Cross-posted on 2FatDads

Evernote vs. Springpad

As you know from reading my last post, Arc the Herald Angels Sing, Glory to the Sony Ericsson! I’m still looking for a good note taking and task management application.

I figured I’d be using Evernote since that’s what everyone else is using. But a comment from a co-worker made me take a second look at their terms of service and what else is out there. Thankfully there’s nothing in the terms of service to make me rip the internet connection off the wall. Both Evernote and Springpad assure users early on that the data belongs to the user – always has and always will. Although they both muddy that up later in their TOS it remains certain they’re not trying to steal your data.

So the TOS aside, which one should I choose to organize my life? Both allow you to take notes, create to-do lists, add pictures and images. Apart from the Android app both have web apps to access your content from any web browser, and even hosted Chrome apps to launch in a special tab in your Chrome browser.


The Evernote logo reflects their app very well: a big monolithic grey elephant because everything in Evernote is a note. Pictures, drawings, rough drafts of blog posts, shopping lists, everything, even a task list is just another note containing tasks (albeit with a special mark-up so there’s actually check boxes and special search operators to find incomplete tasks.

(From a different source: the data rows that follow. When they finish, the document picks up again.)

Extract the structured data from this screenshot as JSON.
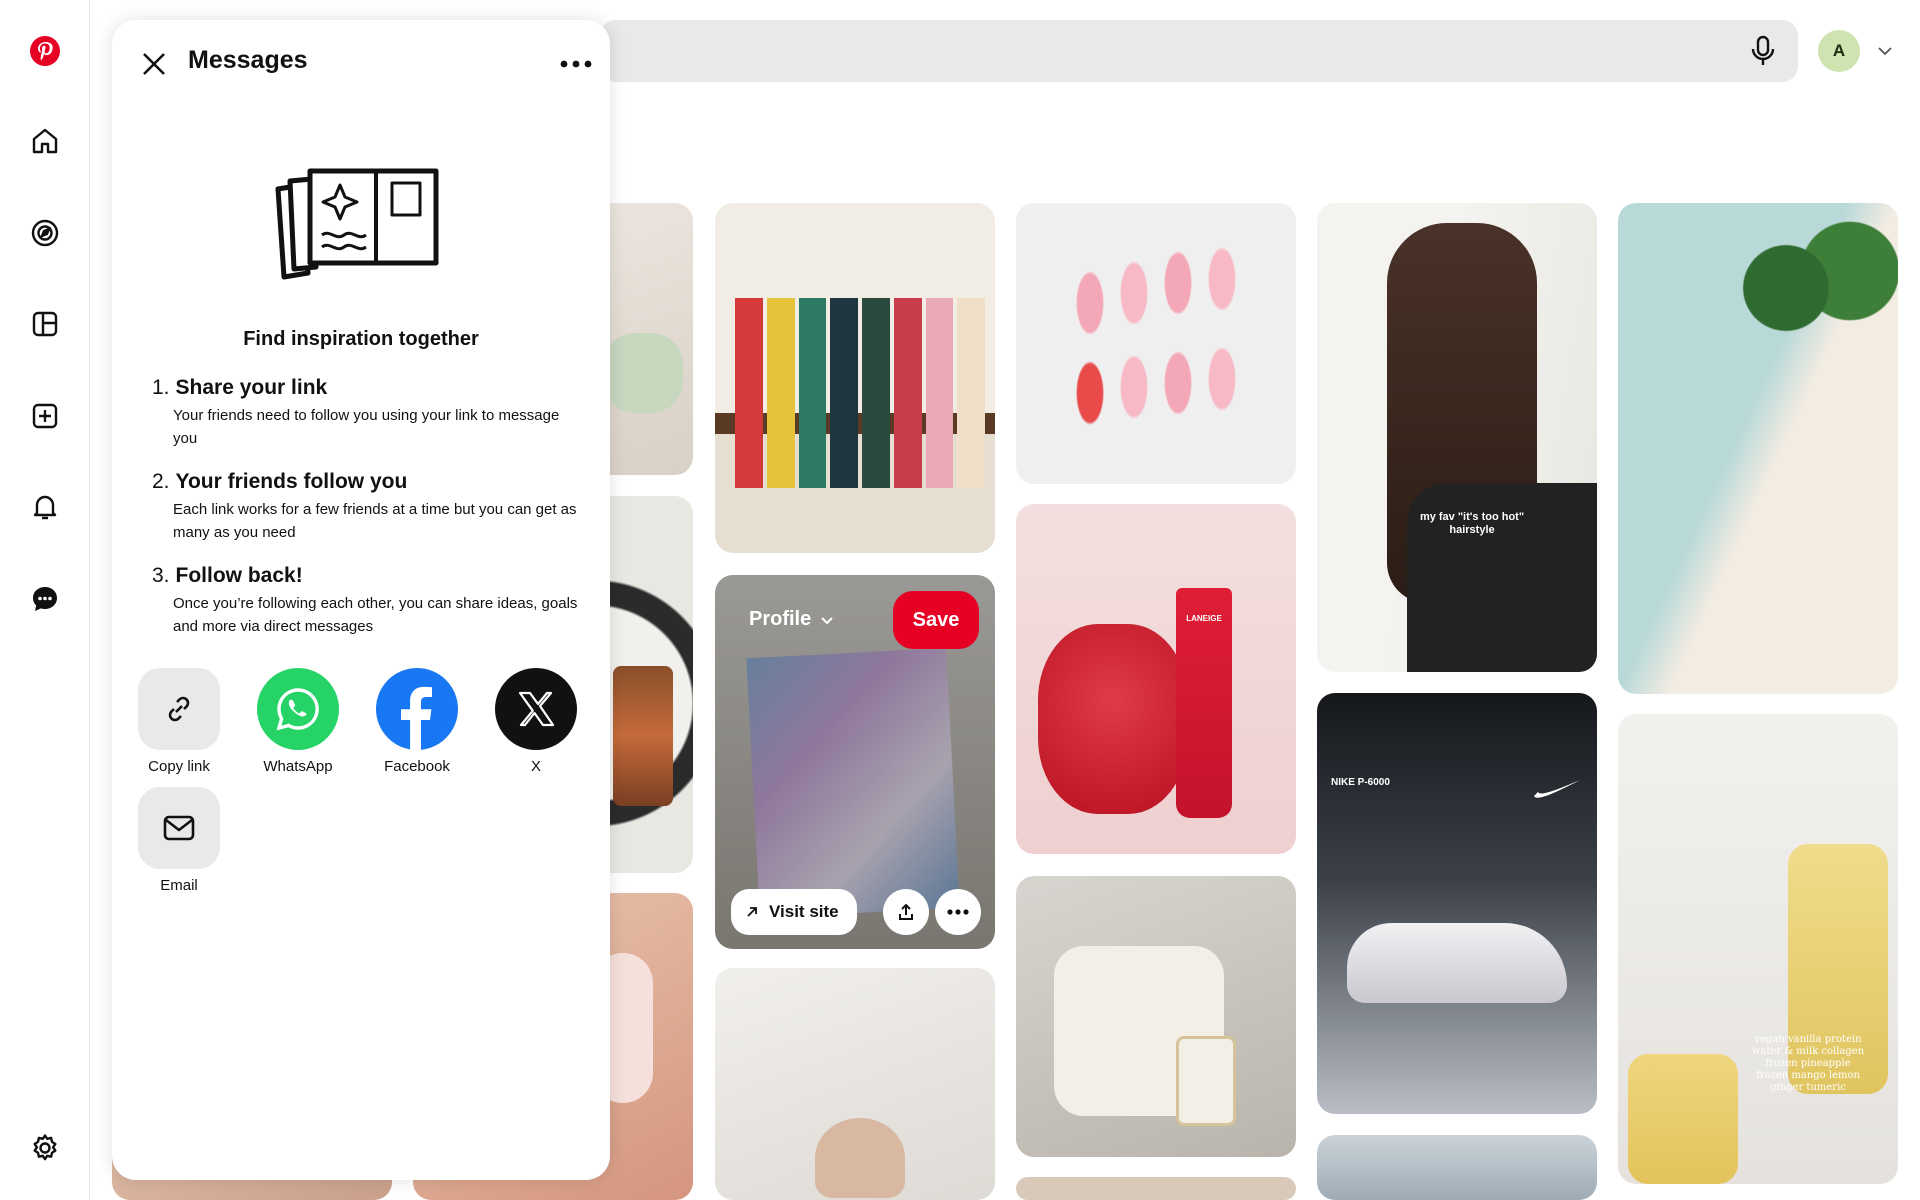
{
  "rail": {
    "items": [
      "pinterest-logo",
      "home",
      "explore",
      "boards",
      "create",
      "notifications",
      "messages",
      "settings"
    ]
  },
  "header": {
    "avatar_initial": "A"
  },
  "messages_panel": {
    "title": "Messages",
    "heading": "Find inspiration together",
    "steps": [
      {
        "num": "1.",
        "title": "Share your link",
        "body": "Your friends need to follow you using your link to message you"
      },
      {
        "num": "2.",
        "title": "Your friends follow you",
        "body": "Each link works for a few friends at a time but you can get as many as you need"
      },
      {
        "num": "3.",
        "title": "Follow back!",
        "body": "Once you’re following each other, you can share ideas, goals and more via direct messages"
      }
    ],
    "share_options": [
      {
        "label": "Copy link",
        "icon": "link-icon"
      },
      {
        "label": "WhatsApp",
        "icon": "whatsapp-icon"
      },
      {
        "label": "Facebook",
        "icon": "facebook-icon"
      },
      {
        "label": "X",
        "icon": "x-icon"
      },
      {
        "label": "Email",
        "icon": "mail-icon"
      }
    ]
  },
  "hover_pin": {
    "board_select": "Profile",
    "save_label": "Save",
    "visit_label": "Visit site"
  },
  "pins": {
    "hairstyle_caption": "my fav \"it's too hot\" hairstyle",
    "nike_caption": "NIKE P-6000",
    "smoothie_caption": "vegan vanilla protein water & milk collagen frozen pineapple frozen mango lemon ginger tumeric",
    "laneige_brand": "LANEIGE"
  },
  "colors": {
    "brand_red": "#e60023",
    "whatsapp": "#25d366",
    "facebook": "#1877f2",
    "x": "#111111"
  }
}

Evernote also has a thick client for Windows and Mac, but not Linux. It has an API and there is a third party client called NixNote (written in Java) but obviously it’s not the official client.


Springpad is much more colourful. There are notes, but there’s also plenty of other types of objects, from tasks to recipes to check lists to favourite restaurants. To each object you can also add other notes, links, photos, videos, and files. The things you store in Springpad are structured with fields to identify certain types of information. So a recipe will have ingredients, directions, cook time, and servings. But at this point you can’t add things like nutritional information for example (well, you could as an attachment in a note for example). Having this structure inspires you ask for more; so it would be great if Springpad allowed the user to add arbitrary fields to any object (besides un-structured Notes). Springpad also has an API so there’s the possibility of third-party extensions.

I’ve had some issues with the Springpad app though. When I created a shopping list on my Android phone I could edit items until after I save the list and re-opened it to edit it. There are other quirks like this too here and there.

There’s also some pretty cool features, like built-in barcode scanner and product look ups, automated alerts that integrate with your Google Calendar.

One thing that I couldn’t believe about Springpad though is there’s no way to share with other Springpad users. You can share the link to a note so others can view it, and there’s even buttons to share on Facebook, Twitter, by e-mail, and anything else support by Add This!

In Conclusion

I can see how Evernote is the ideal solution during a meeting or brainstorming session when you want to capture things quickly and throw in the occasional task. Evernote is also the more popular tool so there’s a much larger eco-system, things like xobni and IFTTT integrate directly Evernote but not Springpad.

And I see how Springpad is great once you’re sitting down and can get things organized. So when you want to impress with the perfect wine you can quickly look-up your favourite wine list and the restaurant to go drink it at.

I like all the different objects in Springpad and how they structure their information, and the built-in barcode scanner and other integrations is pretty cool. Aside from some of the quirks I’ve run into I have to admit I find Tasks in Springpad to be narrowly constrained – each one is a separate object and you can a lot of information to one task but you can’t create a series of linked tasks.

Evernote can obviously do everything I want, but without the structure of Springpad there’s always the risk of having a lot of messy notes that aren’t really useful.

So the jury is still out, but we’ll see which ones helps me through my Christmas shopping the best! Unless of course Google revives their Notebook project – in which case I know exactly what I’ll be using!

Cross-posted to at Evernote vs. Springpad